When your spheres are ready, put them in a bag or baggie and pour in the Sake, Syrup & FigBrew then give it a gentle shake. The next step requires you to get as much air as possible out of the bag. The easiest way I’ve found is to set the bag into the water then gently push it into the water using a larger spoon. As the apples move further into the water the air will be pushed out of the bag, allowing you to seal it at the top. This is vital so the apples will cook, rather than float to the top.

Once your water reaches temp, use your clip and secure your apple bag to the side of the pot. If you’re using a sauce or stock pot, you’ll need to keep a close eye on the apples, so they don’t overcook. When the apples are finished cooking, take them out of the water and open the bag, making sure you retain the liquid inside the bag. You’re going to use this to baste and glaze the apple before torching and serving.

While your apples cook, take your crackers and crumbs and combine with the sugar. Mix well and add the melted butter. You can also give them a toss in a warm pan to add more flavor.

Now that your apples are out of the bag, you can use a sharp knife to cut slits on top of the spheres, just like you would a Hasselback Potato! They’re a bit fragile, so be careful with them! Once the cuts have been made, using a spoon, baste the top of the apple spheres and then follow up with the torch. You want to caramelize the sugars on top which gives it more flavor and adds to the visual appearance.

Now you’re ready to plate! Spoon the crumb mixture into the center of the plate/bowl. Using an offset spatula, place the apple spheres on the crumbs, then add more of the Sake/Coconut Syrup liquid.

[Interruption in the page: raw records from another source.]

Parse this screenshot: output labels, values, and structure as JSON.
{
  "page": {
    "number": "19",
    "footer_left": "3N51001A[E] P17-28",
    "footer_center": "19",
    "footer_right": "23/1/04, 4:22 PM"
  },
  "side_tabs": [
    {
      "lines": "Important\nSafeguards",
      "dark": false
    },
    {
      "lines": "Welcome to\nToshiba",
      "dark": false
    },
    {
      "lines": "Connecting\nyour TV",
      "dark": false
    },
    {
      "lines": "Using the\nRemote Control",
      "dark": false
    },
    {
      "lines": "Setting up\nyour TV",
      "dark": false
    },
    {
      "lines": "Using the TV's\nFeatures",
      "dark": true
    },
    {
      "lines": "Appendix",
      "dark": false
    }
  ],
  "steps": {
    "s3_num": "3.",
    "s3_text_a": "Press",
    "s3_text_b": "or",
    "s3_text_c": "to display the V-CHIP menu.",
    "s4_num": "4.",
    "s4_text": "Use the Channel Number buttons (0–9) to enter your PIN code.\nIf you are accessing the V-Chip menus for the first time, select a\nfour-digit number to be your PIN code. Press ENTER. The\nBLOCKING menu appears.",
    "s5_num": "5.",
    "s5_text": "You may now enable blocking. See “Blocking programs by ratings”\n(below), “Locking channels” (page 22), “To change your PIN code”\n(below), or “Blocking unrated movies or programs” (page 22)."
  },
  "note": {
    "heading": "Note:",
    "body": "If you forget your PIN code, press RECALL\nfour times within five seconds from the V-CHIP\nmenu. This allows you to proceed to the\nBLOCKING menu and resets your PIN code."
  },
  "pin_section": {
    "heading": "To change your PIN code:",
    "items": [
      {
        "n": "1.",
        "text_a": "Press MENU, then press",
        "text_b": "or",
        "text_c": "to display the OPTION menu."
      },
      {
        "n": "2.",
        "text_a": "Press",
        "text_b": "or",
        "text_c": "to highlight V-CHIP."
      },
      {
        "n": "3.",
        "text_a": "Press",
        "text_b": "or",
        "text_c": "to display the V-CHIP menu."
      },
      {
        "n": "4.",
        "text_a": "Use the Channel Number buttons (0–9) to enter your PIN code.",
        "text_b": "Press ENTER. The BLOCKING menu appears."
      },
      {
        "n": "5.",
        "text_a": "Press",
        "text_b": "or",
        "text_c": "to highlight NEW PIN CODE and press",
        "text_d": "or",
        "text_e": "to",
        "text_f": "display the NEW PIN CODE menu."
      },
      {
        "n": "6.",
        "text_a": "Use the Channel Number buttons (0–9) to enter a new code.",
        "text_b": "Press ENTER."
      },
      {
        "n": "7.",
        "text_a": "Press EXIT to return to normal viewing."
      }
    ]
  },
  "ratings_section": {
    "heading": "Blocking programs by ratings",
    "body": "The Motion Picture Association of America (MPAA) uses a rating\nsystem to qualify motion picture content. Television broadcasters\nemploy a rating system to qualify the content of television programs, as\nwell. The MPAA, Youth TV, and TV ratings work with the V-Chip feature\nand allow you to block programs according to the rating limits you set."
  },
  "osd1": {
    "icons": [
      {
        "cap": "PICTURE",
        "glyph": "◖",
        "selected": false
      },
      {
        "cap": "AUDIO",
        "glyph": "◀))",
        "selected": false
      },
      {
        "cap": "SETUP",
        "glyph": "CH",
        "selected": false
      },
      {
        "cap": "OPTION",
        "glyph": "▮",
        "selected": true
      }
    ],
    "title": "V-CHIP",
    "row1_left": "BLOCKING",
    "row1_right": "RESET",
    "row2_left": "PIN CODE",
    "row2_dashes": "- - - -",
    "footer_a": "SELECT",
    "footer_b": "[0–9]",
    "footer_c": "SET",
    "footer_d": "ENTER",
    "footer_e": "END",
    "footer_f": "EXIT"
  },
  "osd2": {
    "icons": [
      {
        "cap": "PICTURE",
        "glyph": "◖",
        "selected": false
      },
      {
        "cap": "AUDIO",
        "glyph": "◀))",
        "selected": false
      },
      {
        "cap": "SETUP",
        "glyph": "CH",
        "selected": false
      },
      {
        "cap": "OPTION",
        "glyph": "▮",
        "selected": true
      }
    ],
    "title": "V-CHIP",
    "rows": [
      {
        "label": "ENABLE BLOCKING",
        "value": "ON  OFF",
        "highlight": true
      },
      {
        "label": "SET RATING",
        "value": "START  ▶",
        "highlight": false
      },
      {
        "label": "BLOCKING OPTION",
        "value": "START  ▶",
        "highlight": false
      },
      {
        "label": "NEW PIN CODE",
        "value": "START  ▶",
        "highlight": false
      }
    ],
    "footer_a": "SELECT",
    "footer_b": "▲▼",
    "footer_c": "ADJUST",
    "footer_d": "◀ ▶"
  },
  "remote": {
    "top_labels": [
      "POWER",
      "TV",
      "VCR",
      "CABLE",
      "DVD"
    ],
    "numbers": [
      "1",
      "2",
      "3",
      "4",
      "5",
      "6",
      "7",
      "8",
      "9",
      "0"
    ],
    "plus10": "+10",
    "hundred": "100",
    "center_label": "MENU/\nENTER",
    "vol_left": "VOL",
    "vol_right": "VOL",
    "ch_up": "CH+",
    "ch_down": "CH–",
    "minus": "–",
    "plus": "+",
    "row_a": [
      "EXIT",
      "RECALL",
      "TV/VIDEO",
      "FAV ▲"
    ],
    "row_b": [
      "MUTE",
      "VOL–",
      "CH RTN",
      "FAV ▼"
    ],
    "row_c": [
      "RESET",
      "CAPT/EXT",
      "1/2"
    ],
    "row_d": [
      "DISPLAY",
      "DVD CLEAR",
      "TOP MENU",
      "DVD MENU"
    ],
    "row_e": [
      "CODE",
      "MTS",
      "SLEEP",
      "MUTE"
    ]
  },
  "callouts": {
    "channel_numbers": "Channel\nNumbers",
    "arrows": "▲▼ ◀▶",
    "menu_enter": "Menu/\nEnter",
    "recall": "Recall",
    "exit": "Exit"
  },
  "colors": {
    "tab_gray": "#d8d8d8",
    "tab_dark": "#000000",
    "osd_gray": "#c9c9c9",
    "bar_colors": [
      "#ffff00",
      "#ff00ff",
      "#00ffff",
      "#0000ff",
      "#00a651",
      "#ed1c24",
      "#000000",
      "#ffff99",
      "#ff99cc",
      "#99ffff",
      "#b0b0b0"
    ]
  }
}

Finally, gently pour the caramel around the crumbs and finish with a velvet quenelle of your favorite ice cream!

I promise…if you love apple pie, you’re going to love this!